* _Your goal_
Write out the entries exactly, leaving out every picture.

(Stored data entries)
---*---

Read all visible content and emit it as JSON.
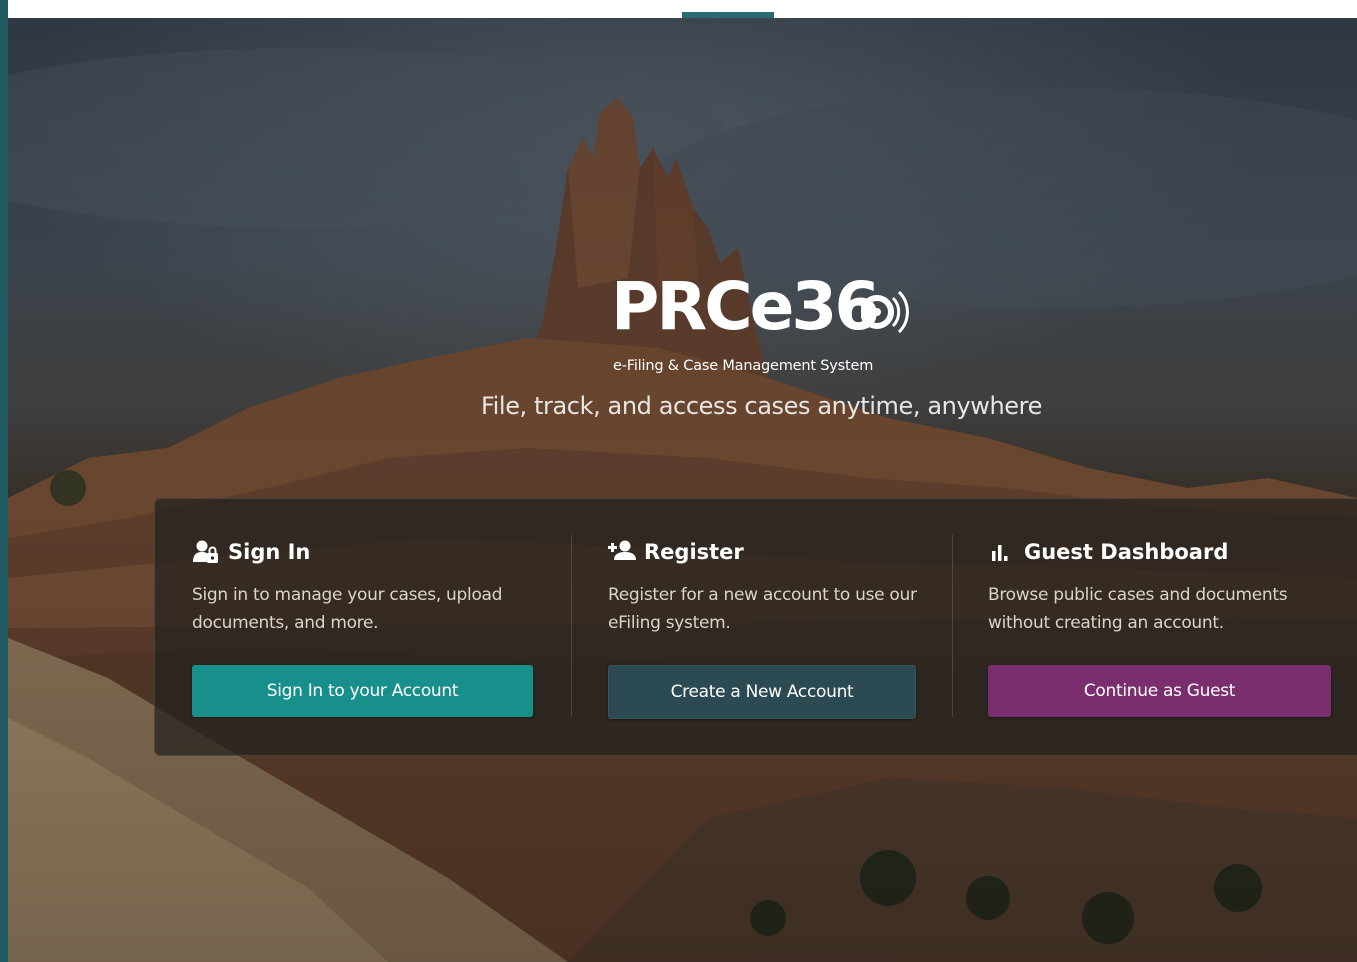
{
  "brand": {
    "logo_text": "PRCe36",
    "subtitle": "e-Filing & Case Management System"
  },
  "tagline": "File, track, and access cases anytime, anywhere",
  "options": [
    {
      "icon": "user-lock-icon",
      "title": "Sign In",
      "description": "Sign in to manage your cases, upload documents, and more.",
      "button_label": "Sign In to your Account",
      "button_color": "#17908b"
    },
    {
      "icon": "user-plus-icon",
      "title": "Register",
      "description": "Register for a new account to use our eFiling system.",
      "button_label": "Create a New Account",
      "button_color": "#2c4a52"
    },
    {
      "icon": "bar-chart-icon",
      "title": "Guest Dashboard",
      "description": "Browse public cases and documents without creating an account.",
      "button_label": "Continue as Guest",
      "button_color": "#7b2e6e"
    }
  ]
}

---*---

* _Output below_
Read all visible content and emit it as JSON.
{
  "brand": {
    "logo_text": "PRCe36",
    "subtitle": "e-Filing & Case Management System"
  },
  "tagline": "File, track, and access cases anytime, anywhere",
  "options": [
    {
      "icon": "user-lock-icon",
      "title": "Sign In",
      "description": "Sign in to manage your cases, upload documents, and more.",
      "button_label": "Sign In to your Account",
      "button_color": "#17908b"
    },
    {
      "icon": "user-plus-icon",
      "title": "Register",
      "description": "Register for a new account to use our eFiling system.",
      "button_label": "Create a New Account",
      "button_color": "#2c4a52"
    },
    {
      "icon": "bar-chart-icon",
      "title": "Guest Dashboard",
      "description": "Browse public cases and documents without creating an account.",
      "button_label": "Continue as Guest",
      "button_color": "#7b2e6e"
    }
  ]
}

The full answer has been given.